View the Images
View images in this collection by visiting the Browse Page
- Select Name Range which takes you to the images.
How Do I Analyze the Results?
Compare each result from your search with what you know to determine if there is a match. This may require viewing multiple records or images.
What Do I Do Next?
- Whenever possible, view the original records to verify the information and to find additional information that might not be reported. These pieces of information can lead you to additional records and family members.

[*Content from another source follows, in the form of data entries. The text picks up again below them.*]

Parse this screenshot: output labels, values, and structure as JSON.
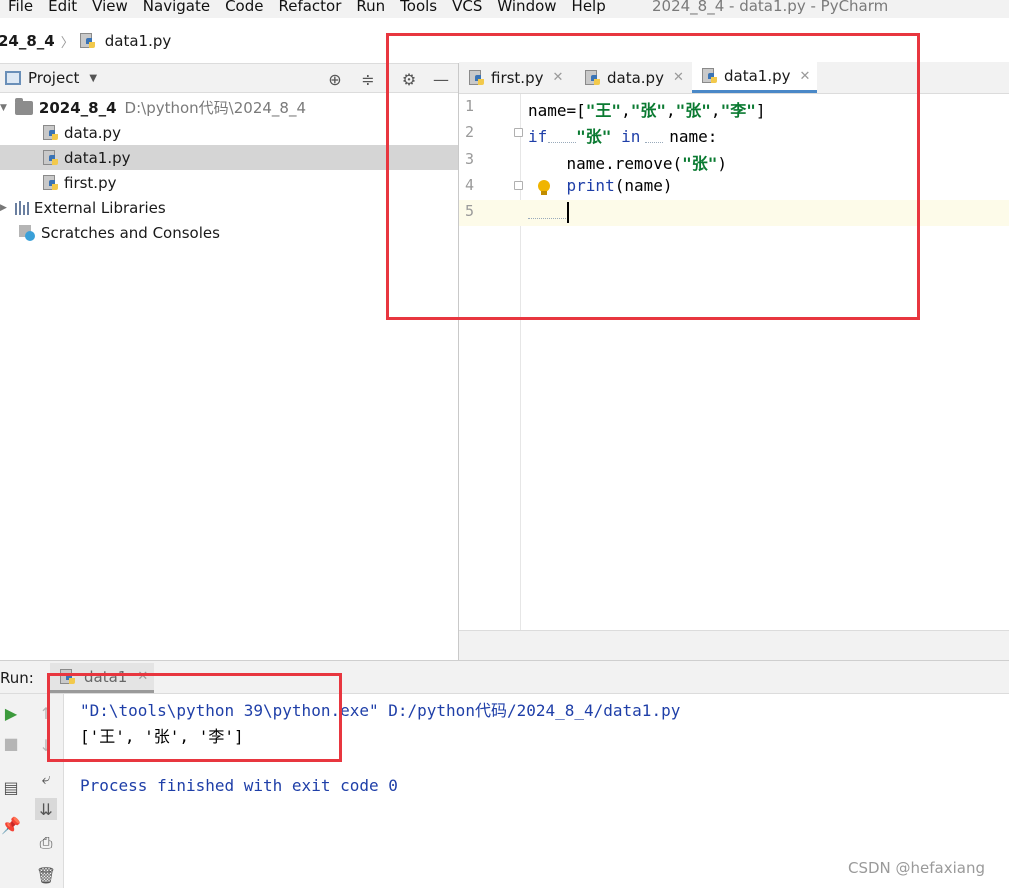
{
  "menubar": {
    "items": [
      "File",
      "Edit",
      "View",
      "Navigate",
      "Code",
      "Refactor",
      "Run",
      "Tools",
      "VCS",
      "Window",
      "Help"
    ],
    "window_title": "2024_8_4 - data1.py - PyCharm"
  },
  "breadcrumb": {
    "project": "24_8_4",
    "file": "data1.py"
  },
  "project_panel": {
    "title": "Project",
    "root_name": "2024_8_4",
    "root_path": "D:\\python代码\\2024_8_4",
    "files": [
      "data.py",
      "data1.py",
      "first.py"
    ],
    "external_libraries": "External Libraries",
    "scratches": "Scratches and Consoles"
  },
  "editor": {
    "tabs": [
      "first.py",
      "data.py",
      "data1.py"
    ],
    "active_tab": "data1.py",
    "line_numbers": [
      "1",
      "2",
      "3",
      "4",
      "5"
    ],
    "code": {
      "l1_a": "name=[",
      "l1_s1": "\"王\"",
      "l1_c1": ",",
      "l1_s2": "\"张\"",
      "l1_c2": ",",
      "l1_s3": "\"张\"",
      "l1_c3": ",",
      "l1_s4": "\"李\"",
      "l1_b": "]",
      "l2_if": "if",
      "l2_sp1": "   ",
      "l2_s": "\"张\"",
      "l2_sp2": " ",
      "l2_in": "in",
      "l2_rest": "   name:",
      "l3_a": "    name.remove(",
      "l3_s": "\"张\"",
      "l3_b": ")",
      "l4_a": "    ",
      "l4_kw": "print",
      "l4_b": "(name)"
    }
  },
  "run_panel": {
    "label": "Run:",
    "tab": "data1",
    "command": "\"D:\\tools\\python 39\\python.exe\" D:/python代码/2024_8_4/data1.py",
    "output": "['王', '张', '李']",
    "exit": "Process finished with exit code 0"
  },
  "watermark": "CSDN @hefaxiang",
  "colors": {
    "annotation": "#e8363f",
    "keyword": "#1f3fa8",
    "string": "#0a7a31",
    "tab_underline": "#4a88c7"
  }
}
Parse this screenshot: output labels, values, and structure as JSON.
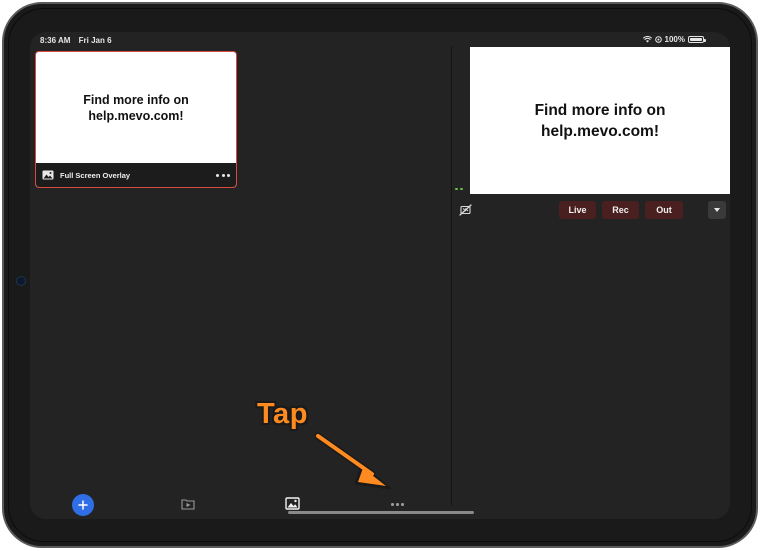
{
  "status_bar": {
    "time": "8:36 AM",
    "date": "Fri Jan 6",
    "battery": "100%"
  },
  "overlay_card": {
    "preview_text": "Find more info on help.mevo.com!",
    "label": "Full Screen Overlay"
  },
  "program_preview": {
    "text": "Find more info on help.mevo.com!"
  },
  "controls": {
    "live_label": "Live",
    "rec_label": "Rec",
    "out_label": "Out"
  },
  "annotation": {
    "text": "Tap"
  },
  "icons": [
    "wifi-icon",
    "location-icon",
    "battery-icon",
    "image-icon",
    "more-icon",
    "plus-icon",
    "media-play-icon",
    "overlay-image-icon",
    "hide-icon",
    "chevron-down-icon",
    "arrow-icon"
  ],
  "colors": {
    "accent_blue": "#2f6ee6",
    "selection_red": "#d94b3f",
    "annotation_orange": "#ff8a1f",
    "pill_bg": "#4a1f1f"
  }
}
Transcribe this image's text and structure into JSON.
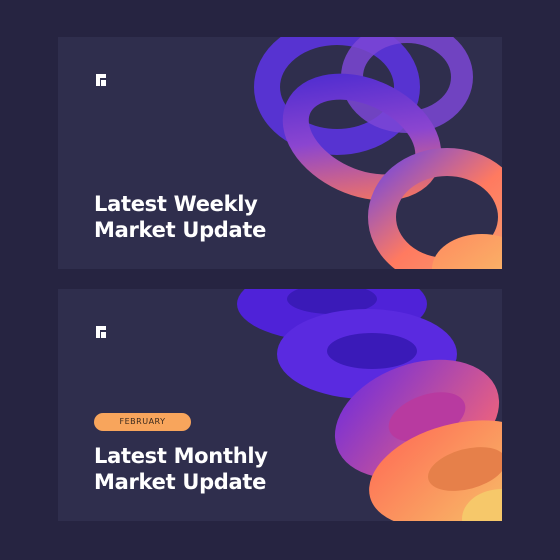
{
  "cards": [
    {
      "title_line1": "Latest Weekly",
      "title_line2": "Market Update",
      "logo": "brand-logo-icon",
      "art": "chain-rings-3d"
    },
    {
      "badge": "FEBRUARY",
      "title_line1": "Latest Monthly",
      "title_line2": "Market Update",
      "logo": "brand-logo-icon",
      "art": "stacked-rings-3d"
    }
  ],
  "colors": {
    "background": "#262441",
    "card": "#2f2e4d",
    "badge": "#f8a55c",
    "purple": "#5a2fd6",
    "orange": "#ff7a4a",
    "yellow": "#f6c86a"
  }
}
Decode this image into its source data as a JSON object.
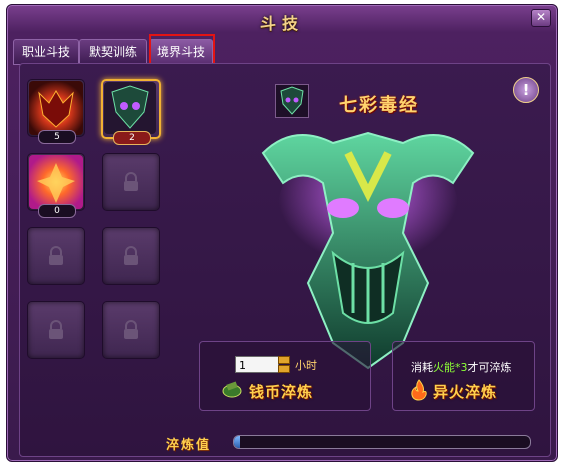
{
  "window": {
    "title": "斗技",
    "close_symbol": "✕"
  },
  "tabs": [
    {
      "label": "职业斗技",
      "active": false
    },
    {
      "label": "默契训练",
      "active": false
    },
    {
      "label": "境界斗技",
      "active": true
    }
  ],
  "slots": [
    {
      "state": "filled",
      "count": "5",
      "selected": false
    },
    {
      "state": "filled",
      "count": "2",
      "selected": true
    },
    {
      "state": "filled",
      "count": "0",
      "selected": false
    },
    {
      "state": "locked"
    },
    {
      "state": "locked"
    },
    {
      "state": "locked"
    },
    {
      "state": "locked"
    },
    {
      "state": "locked"
    }
  ],
  "info_symbol": "!",
  "skill": {
    "name": "七彩毒经"
  },
  "coin_refine": {
    "hours_value": "1",
    "hours_unit": "小时",
    "button_label": "钱币淬炼"
  },
  "fire_refine": {
    "consume_prefix": "消耗",
    "consume_item": "火能*3",
    "consume_suffix": "才可淬炼",
    "button_label": "异火淬炼"
  },
  "refine_value": {
    "label": "淬炼值",
    "progress": 0.02
  },
  "colors": {
    "accent_gold": "#ffcf4d",
    "highlight_green": "#8cff36",
    "tab_highlight_border": "#e31414"
  }
}
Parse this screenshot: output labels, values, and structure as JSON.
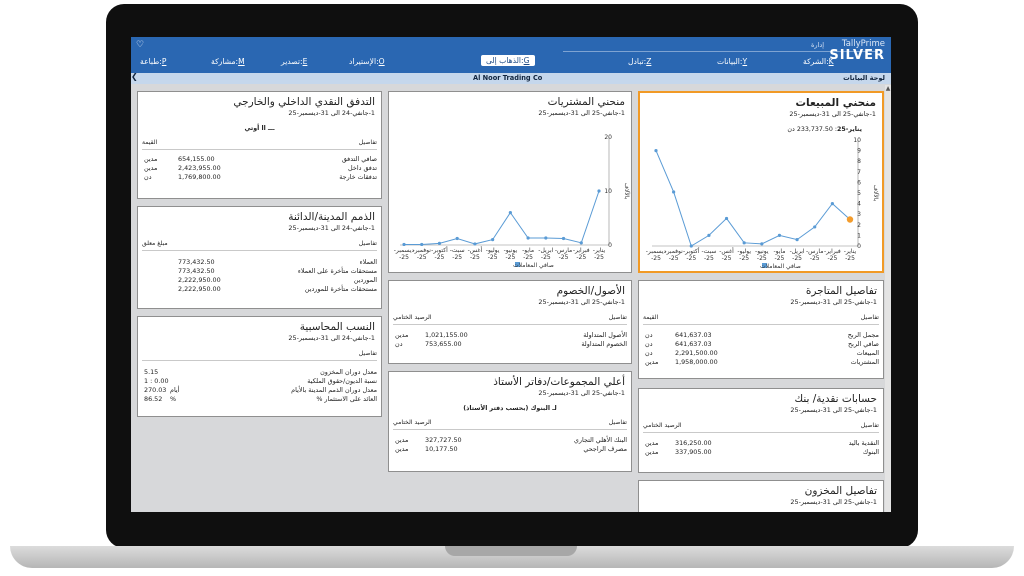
{
  "app": {
    "brand": "TallyPrime",
    "edition": "SILVER",
    "admin": "إدارة"
  },
  "menu": [
    {
      "key": "K",
      "label": "الشركة",
      "active": false
    },
    {
      "key": "Y",
      "label": "البيانات",
      "active": false
    },
    {
      "key": "Z",
      "label": "تبادل",
      "active": false
    },
    {
      "key": "G",
      "label": "الذهاب إلى",
      "active": true
    },
    {
      "key": "O",
      "label": "الإستيراد",
      "active": false
    },
    {
      "key": "E",
      "label": "تصدير",
      "active": false
    },
    {
      "key": "M",
      "label": "مشاركة",
      "active": false
    },
    {
      "key": "P",
      "label": "طباعة",
      "active": false
    }
  ],
  "subbar": {
    "company": "Al Noor Trading Co",
    "dashboard": "لوحة البيانات"
  },
  "sales_tile": {
    "title": "منحني المبيعات",
    "period": "1-جانفي-25 الى 31-ديسمبر-25",
    "tooltip_label": "يناير-25",
    "tooltip_value": "233,737.50 دن",
    "y_axis_label": "بالآلاف",
    "legend": "صافي المعاملات"
  },
  "purchase_tile": {
    "title": "منحني المشتريات",
    "period": "1-جانفي-25 الى 31-ديسمبر-25",
    "y_axis_label": "بالآلاف",
    "legend": "صافي المعاملات"
  },
  "cashflow_tile": {
    "title": "التدفق النقدي الداخلي والخارجي",
    "period": "1-جانفي-24 الى 31-ديسمبر-25",
    "group_label": "ـــ ll أوتي",
    "col_particulars": "تفاصيل",
    "col_value": "القيمة",
    "rows": [
      {
        "label": "صافي التدفق",
        "value": "654,155.00",
        "unit": "مدين"
      },
      {
        "label": "تدفق داخل",
        "value": "2,423,955.00",
        "unit": "مدين"
      },
      {
        "label": "تدفقات خارجة",
        "value": "1,769,800.00",
        "unit": "دن"
      }
    ]
  },
  "receivables_tile": {
    "title": "الذمم المدينة/الدائنة",
    "period": "1-جانفي-24 الى 31-ديسمبر-25",
    "col_particulars": "تفاصيل",
    "col_value": "مبلغ معلق",
    "rows": [
      {
        "label": "العملاء",
        "value": "773,432.50"
      },
      {
        "label": "مستحقات متأخرة على العملاء",
        "value": "773,432.50"
      },
      {
        "label": "الموردين",
        "value": "2,222,950.00"
      },
      {
        "label": "مستحقات متأخرة للموردين",
        "value": "2,222,950.00"
      }
    ]
  },
  "ratios_tile": {
    "title": "النسب المحاسبية",
    "period": "1-جانفي-24 الى 31-ديسمبر-25",
    "col_particulars": "تفاصيل",
    "rows": [
      {
        "label": "معدل دوران المخزون",
        "value": "5.15",
        "unit": ""
      },
      {
        "label": "نسبة الديون/حقوق الملكية",
        "value": "1 : 0.00",
        "unit": ""
      },
      {
        "label": "معدل دوران الذمم المدينة بالأيام",
        "value": "270.03",
        "unit": "أيام"
      },
      {
        "label": "العائد على الاستثمار %",
        "value": "86.52",
        "unit": "%"
      }
    ]
  },
  "assets_tile": {
    "title": "الأصول/الخصوم",
    "period": "1-جانفي-25 الى 31-ديسمبر-25",
    "col_particulars": "تفاصيل",
    "col_value": "الرصيد الختامي",
    "rows": [
      {
        "label": "الأصول المتداولة",
        "value": "1,021,155.00",
        "unit": "مدين"
      },
      {
        "label": "الخصوم المتداولة",
        "value": "753,655.00",
        "unit": "دن"
      }
    ]
  },
  "groups_tile": {
    "title": "أعلي المجموعات/دفاتر الأستاذ",
    "period": "1-جانفي-25 الى 31-ديسمبر-25",
    "group_label": "لـ البنوك (بحسب دفتر الأستاذ)",
    "col_particulars": "تفاصيل",
    "col_value": "الرصيد الختامي",
    "rows": [
      {
        "label": "البنك الأهلي التجاري",
        "value": "327,727.50",
        "unit": "مدين"
      },
      {
        "label": "مصرف الراجحي",
        "value": "10,177.50",
        "unit": "مدين"
      }
    ]
  },
  "trading_tile": {
    "title": "تفاصيل المتاجرة",
    "period": "1-جانفي-25 الى 31-ديسمبر-25",
    "col_particulars": "تفاصيل",
    "col_value": "القيمة",
    "rows": [
      {
        "label": "مجمل الربح",
        "value": "641,637.03",
        "unit": "دن"
      },
      {
        "label": "صافي الربح",
        "value": "641,637.03",
        "unit": "دن"
      },
      {
        "label": "المبيعات",
        "value": "2,291,500.00",
        "unit": "دن"
      },
      {
        "label": "المشتريات",
        "value": "1,958,000.00",
        "unit": "مدين"
      }
    ]
  },
  "bank_tile": {
    "title": "حسابات نقدية/ بنك",
    "period": "1-جانفي-25 الى 31-ديسمبر-25",
    "col_particulars": "تفاصيل",
    "col_value": "الرصيد الختامي",
    "rows": [
      {
        "label": "النقدية باليد",
        "value": "316,250.00",
        "unit": "مدين"
      },
      {
        "label": "البنوك",
        "value": "337,905.00",
        "unit": "مدين"
      }
    ]
  },
  "stock_tile": {
    "title": "تفاصيل المخزون",
    "period": "1-جانفي-25 الى 31-ديسمبر-25"
  },
  "chart_data": [
    {
      "type": "line",
      "title": "منحني المبيعات",
      "ylabel": "بالآلاف",
      "ylim": [
        0,
        10
      ],
      "yticks": [
        0,
        1,
        2,
        3,
        4,
        5,
        6,
        7,
        8,
        9,
        10
      ],
      "categories": [
        "يناير-25",
        "فبراير-25",
        "مارس-25",
        "ابريل-25",
        "مايو-25",
        "يونيو-25",
        "يوليو-25",
        "أغس-25",
        "سبت-25",
        "أكتوبر-25",
        "نوفمبر-25",
        "ديسمبر-25"
      ],
      "series": [
        {
          "name": "صافي المعاملات",
          "values": [
            2.5,
            4.0,
            1.8,
            0.6,
            1.0,
            0.2,
            0.3,
            2.6,
            1.0,
            0.0,
            5.1,
            9.0
          ]
        }
      ],
      "highlight_index": 0,
      "line_color": "#5a9bd5",
      "highlight_color": "#f39c2c"
    },
    {
      "type": "line",
      "title": "منحني المشتريات",
      "ylabel": "بالآلاف",
      "ylim": [
        0,
        20
      ],
      "yticks": [
        0,
        10,
        20
      ],
      "categories": [
        "يناير-25",
        "فبراير-25",
        "مارس-25",
        "ابريل-25",
        "مايو-25",
        "يونيو-25",
        "يوليو-25",
        "أغس-25",
        "سبت-25",
        "أكتوبر-25",
        "نوفمبر-25",
        "ديسمبر-25"
      ],
      "series": [
        {
          "name": "صافي المعاملات",
          "values": [
            10.0,
            0.4,
            1.2,
            1.3,
            1.3,
            6.0,
            1.0,
            0.2,
            1.2,
            0.3,
            0.1,
            0.1
          ]
        }
      ],
      "line_color": "#5a9bd5"
    }
  ]
}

- In case you need to find this record again later, copy the citation below in the Citing This Collection section. It's always a good idea to keep your citation on a Research Log. This is an important tool to help keep track of what you have and have not found. Family search wiki has a Example Research Log that you can download and use.
- Print or download a copy of the record, or extract the genealogical information needed.
I Found the Person I Was Looking For, What Now?
- Add any new information you find to your records.
- Use the information found in the record to find other records such as emigrations, port records, and ship’s manifests.
- Use the information you find in the record to find more details about the person you are looking for such as foreign and Americanized names
- Use the record to see if other family members who may have immigrated with the person you are looking for are listed and have additional information or leads; you may also find additional information on new family members in census records.
- Use the information to find land and probate records.
- Repeat this process with additional family members found, to find more generations of the family.
I Can’t Find the Person I’m Looking For, What Now?
- If your ancestor does not have a common name, collect entries for every person who has the same surname. This list can help you find possible relatives.
- If you cannot locate your ancestor in the locality in which you believe they lived, then try searching records of a nearby town or county.
- Try different spellings of your ancestor’s name.
- Remember that sometimes individuals went by nicknames or alternated between using first and middle names. Try searching for these names as well.
- Check the info box above for additional FamilySearch websites and related websites that may assist you in finding similar records.
- Look for the Declaration of Intent soon after the immigrant arrived. Then look for the Naturalization Petition five years later, when the residency requirement would have been met. Look for naturalization records in federal courts, then in state, county, or city courts. An individual may have filed the first and final papers in different courts and sometimes in a different state if the person moved. Immigrants who were younger than 18 when they arrived did not need to file a Declaration of Intent as part of the process.
- Check other possible ports of entry.
|More images are available in the FamilySearch Catalog at Hawaii, Honolulu index to passengers, not including Filipinos, 1900-1952. Some catalog records link to multiple references. In this case, click on a reference to find a camera icon to see images.|
Citing This Collection
Citations help you keep track of places you have searched and sources you have found. Identifying your sources helps others find the records you used.
- Collection Citation
"Hawaii, Honolulu Index to Passengers, Not Including Filipinos, 1900-1952." Database with Images. FamilySearch. http://FamilySearch.org : accessed 2017. Citing NARA microfilm publications A3410, A3422. Washington, D.C.: National Archives and Records Administration, n.d.
When looking at a record, the citation is found below the record.
When looking at an image, the citation is found on the Information tab at the bottom left of the screen.
How Can I Contribute to the FamilySearch Wiki?
| We welcome user additions to FamilySearch Historical Records wiki articles. We are looking for additional information that will help readers understand the topic and better use the available records. We also need translations for collection titles and images in articles about records written in languages other than English. For specific needs, please visit WikiProject FamilySearch Records. |
Please follow these guidelines as you make changes. Thank you for any contributions you may provide.